Problem details
Exact copy, no pictures: repeat the data that follows.

Task data
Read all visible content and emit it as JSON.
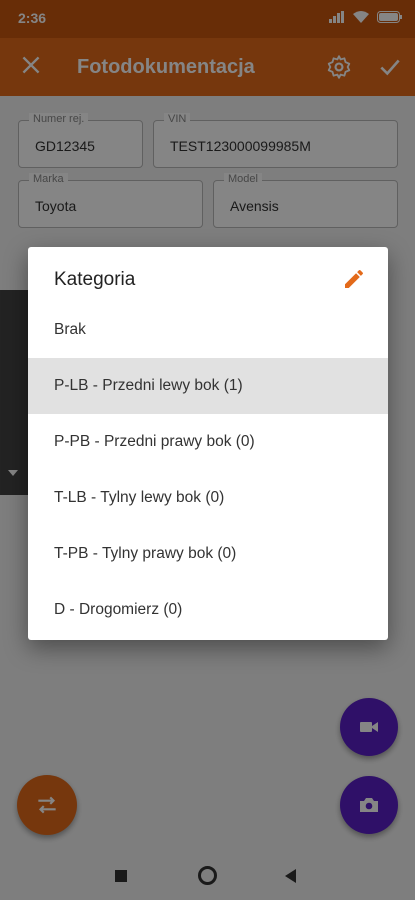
{
  "status": {
    "time": "2:36"
  },
  "appbar": {
    "title": "Fotodokumentacja"
  },
  "form": {
    "numer_rej": {
      "label": "Numer rej.",
      "value": "GD12345"
    },
    "vin": {
      "label": "VIN",
      "value": "TEST123000099985M"
    },
    "marka": {
      "label": "Marka",
      "value": "Toyota"
    },
    "model": {
      "label": "Model",
      "value": "Avensis"
    }
  },
  "dialog": {
    "title": "Kategoria",
    "options": [
      {
        "label": "Brak",
        "selected": false
      },
      {
        "label": "P-LB - Przedni lewy bok (1)",
        "selected": true
      },
      {
        "label": "P-PB - Przedni prawy bok (0)",
        "selected": false
      },
      {
        "label": "T-LB - Tylny lewy bok (0)",
        "selected": false
      },
      {
        "label": "T-PB - Tylny prawy bok (0)",
        "selected": false
      },
      {
        "label": "D - Drogomierz (0)",
        "selected": false
      }
    ]
  },
  "colors": {
    "primary": "#e36a1a",
    "primary_dark": "#c7560f",
    "accent": "#5a20c8",
    "edit_icon": "#e36a1a"
  },
  "icons": [
    "close-icon",
    "gear-icon",
    "check-icon",
    "edit-icon",
    "swap-icon",
    "videocam-icon",
    "camera-icon"
  ]
}
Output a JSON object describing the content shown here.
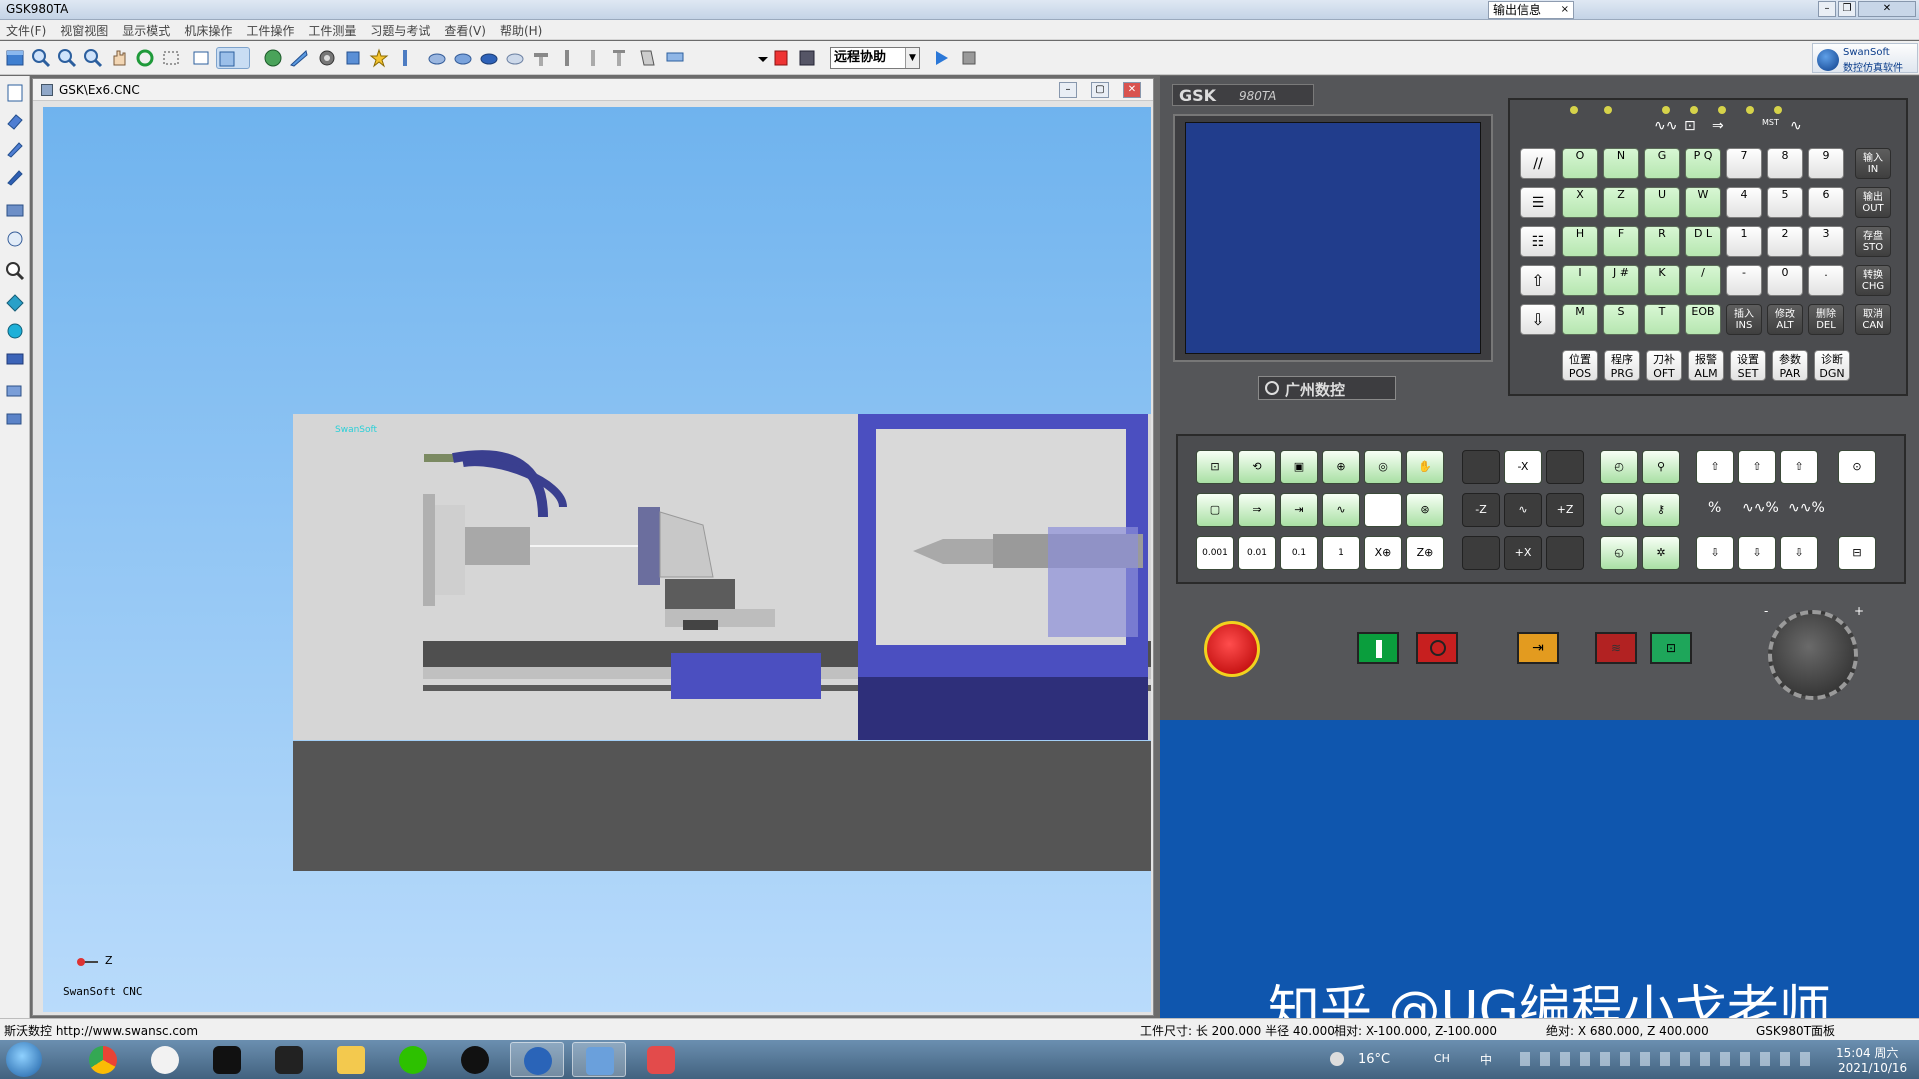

Result
Read all visible content and emit it as JSON.
{
  "status": {
    "time": "2:36"
  },
  "appbar": {
    "title": "Fotodokumentacja"
  },
  "form": {
    "numer_rej": {
      "label": "Numer rej.",
      "value": "GD12345"
    },
    "vin": {
      "label": "VIN",
      "value": "TEST123000099985M"
    },
    "marka": {
      "label": "Marka",
      "value": "Toyota"
    },
    "model": {
      "label": "Model",
      "value": "Avensis"
    }
  },
  "dialog": {
    "title": "Kategoria",
    "options": [
      {
        "label": "Brak",
        "selected": false
      },
      {
        "label": "P-LB - Przedni lewy bok (1)",
        "selected": true
      },
      {
        "label": "P-PB - Przedni prawy bok (0)",
        "selected": false
      },
      {
        "label": "T-LB - Tylny lewy bok (0)",
        "selected": false
      },
      {
        "label": "T-PB - Tylny prawy bok (0)",
        "selected": false
      },
      {
        "label": "D - Drogomierz (0)",
        "selected": false
      }
    ]
  },
  "colors": {
    "primary": "#e36a1a",
    "primary_dark": "#c7560f",
    "accent": "#5a20c8",
    "edit_icon": "#e36a1a"
  },
  "icons": [
    "close-icon",
    "gear-icon",
    "check-icon",
    "edit-icon",
    "swap-icon",
    "videocam-icon",
    "camera-icon"
  ]
}
Output a JSON object describing the content shown here.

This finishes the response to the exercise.